“…manners (are)…the outward manifestation of one’s innate character and attitude toward life.” -Emily Post. Put another way, manners are nothing more than the Golden Rule, and etiquette is the way we practice that rule. Etiquette is the language of manners. A person’s manners are a direct reflection of their heart.
Cynthia Grosso, owner of the Charleston School of Protocol, uses the visual illustration of an iceberg to describe manners. When we see an iceberg from land, we are only viewing the top 15% of the ice cap. The other 85% is hidden under the water and out of sight. The manners we display and how we behave (the top 15% of the iceberg) is a direct reflection of what is hidden inside our heart (the bottom 85%). By simple observation we can develop an accurate assumption of that person’s beliefs and attitudes based on how they behave, act, dress, and speak. What is in someone’s heart will manifest in their behavior and manners.
Manners is nothing more than the Golden Rule. “Ask yourself what you want people to do for you, then grab the initiative and do it for them.” -Matthew 7:12 MSG. Treat others as you want to be treated. And find confidence knowing you might not always remember your grandmother’s etiquette rules, but the condition of your heart, your manners, are the real social skills we need to guide our families down the road of success.
Together with you,
P.S. I had one reader post a question to this article asking, “How did you answer the mom in your football story?!?” I really did leave you hanging on that story! So, sorry!
I have a philosophy in life if you bring everything back to its most simple origin, and ask basic questions of the person you are conversing with, you will usually be able to lead people to the answer without feeling you have corrected them in the process. Here is how the dialogue occurred:

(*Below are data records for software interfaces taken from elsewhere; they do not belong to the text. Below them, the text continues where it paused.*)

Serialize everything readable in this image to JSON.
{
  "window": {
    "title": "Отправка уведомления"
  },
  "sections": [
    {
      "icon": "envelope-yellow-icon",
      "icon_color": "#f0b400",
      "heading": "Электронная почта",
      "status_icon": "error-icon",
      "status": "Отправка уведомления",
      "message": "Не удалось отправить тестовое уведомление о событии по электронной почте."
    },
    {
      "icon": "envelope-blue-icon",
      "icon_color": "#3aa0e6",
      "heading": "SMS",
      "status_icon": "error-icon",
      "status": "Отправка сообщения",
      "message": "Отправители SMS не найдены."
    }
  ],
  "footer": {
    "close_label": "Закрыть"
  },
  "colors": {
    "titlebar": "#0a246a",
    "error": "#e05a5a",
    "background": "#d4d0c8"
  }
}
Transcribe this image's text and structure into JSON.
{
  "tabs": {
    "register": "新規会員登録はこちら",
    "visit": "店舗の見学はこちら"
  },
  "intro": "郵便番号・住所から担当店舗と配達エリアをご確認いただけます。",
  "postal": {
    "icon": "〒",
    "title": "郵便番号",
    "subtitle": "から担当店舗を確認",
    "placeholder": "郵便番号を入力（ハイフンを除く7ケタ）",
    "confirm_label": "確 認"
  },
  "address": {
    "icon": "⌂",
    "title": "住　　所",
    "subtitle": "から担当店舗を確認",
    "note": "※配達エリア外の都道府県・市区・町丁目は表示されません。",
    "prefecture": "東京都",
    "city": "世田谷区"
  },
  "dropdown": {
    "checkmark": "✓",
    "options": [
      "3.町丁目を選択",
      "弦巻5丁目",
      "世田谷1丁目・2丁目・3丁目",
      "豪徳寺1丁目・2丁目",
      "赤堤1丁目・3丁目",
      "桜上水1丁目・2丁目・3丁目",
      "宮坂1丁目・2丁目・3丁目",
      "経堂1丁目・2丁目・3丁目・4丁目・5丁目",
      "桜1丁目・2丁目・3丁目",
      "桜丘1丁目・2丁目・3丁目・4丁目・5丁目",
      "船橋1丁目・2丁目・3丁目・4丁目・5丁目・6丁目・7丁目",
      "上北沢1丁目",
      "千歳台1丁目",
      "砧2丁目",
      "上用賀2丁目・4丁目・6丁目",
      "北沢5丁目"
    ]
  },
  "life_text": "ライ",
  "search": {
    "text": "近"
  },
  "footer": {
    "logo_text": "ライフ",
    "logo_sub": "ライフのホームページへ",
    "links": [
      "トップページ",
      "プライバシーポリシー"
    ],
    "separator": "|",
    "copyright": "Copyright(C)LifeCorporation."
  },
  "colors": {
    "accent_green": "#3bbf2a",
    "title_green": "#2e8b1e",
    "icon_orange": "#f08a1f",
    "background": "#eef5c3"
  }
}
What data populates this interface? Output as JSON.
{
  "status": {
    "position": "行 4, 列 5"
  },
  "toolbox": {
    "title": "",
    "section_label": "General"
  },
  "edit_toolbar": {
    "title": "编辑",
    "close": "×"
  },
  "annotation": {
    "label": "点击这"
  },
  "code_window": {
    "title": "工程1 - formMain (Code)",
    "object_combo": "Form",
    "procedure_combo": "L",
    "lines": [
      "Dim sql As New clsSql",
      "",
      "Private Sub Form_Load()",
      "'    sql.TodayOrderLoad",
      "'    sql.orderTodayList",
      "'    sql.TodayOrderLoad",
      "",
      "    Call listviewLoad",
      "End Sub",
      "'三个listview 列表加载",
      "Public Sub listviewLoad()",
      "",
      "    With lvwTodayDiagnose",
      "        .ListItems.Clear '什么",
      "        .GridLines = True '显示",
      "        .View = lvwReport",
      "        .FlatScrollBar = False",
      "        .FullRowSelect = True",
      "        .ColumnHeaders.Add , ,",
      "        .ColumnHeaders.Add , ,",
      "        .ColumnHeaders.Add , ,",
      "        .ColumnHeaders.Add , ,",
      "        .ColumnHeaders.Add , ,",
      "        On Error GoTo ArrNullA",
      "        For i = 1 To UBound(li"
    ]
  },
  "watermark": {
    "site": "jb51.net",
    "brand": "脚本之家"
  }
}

Football Mom: “I don’t think we should ask children to use sir and ma’am. In our old school they could call teachers by their first name.”
Lisa Lou: “That’s interesting. Since you brought the subject up, do you mind if I ask you a question? If your child were meeting the President of the United States, how would you have your child address the President?”
Football Mom: “I would have then call him Mr. President or President….”
Lisa Lou: “Would you allow your child to call the President by his first name?”
Football Mom: “Of course not. He’s the President.”
Lisa Lou: “So, by your own admission, you actually DO believe in addressing adults with titles and courtesies, but ONLY if that person is of high enough social status that you feel they are worthy.”
It is important to remember the use of ma’am and sir is nothing more than using a title. Ma’am and Sir are titles and speaking to someone by using their title is one way we show respect.
Full disclosure! The follow-up conversation did not actually take place. The other mother and I became distracted during practice and I never had the opportunity to return to her statement. I probably would not have been as confrontational, but I have rehearsed this conversation in my head many times. Maybe another opportunity will arise…😊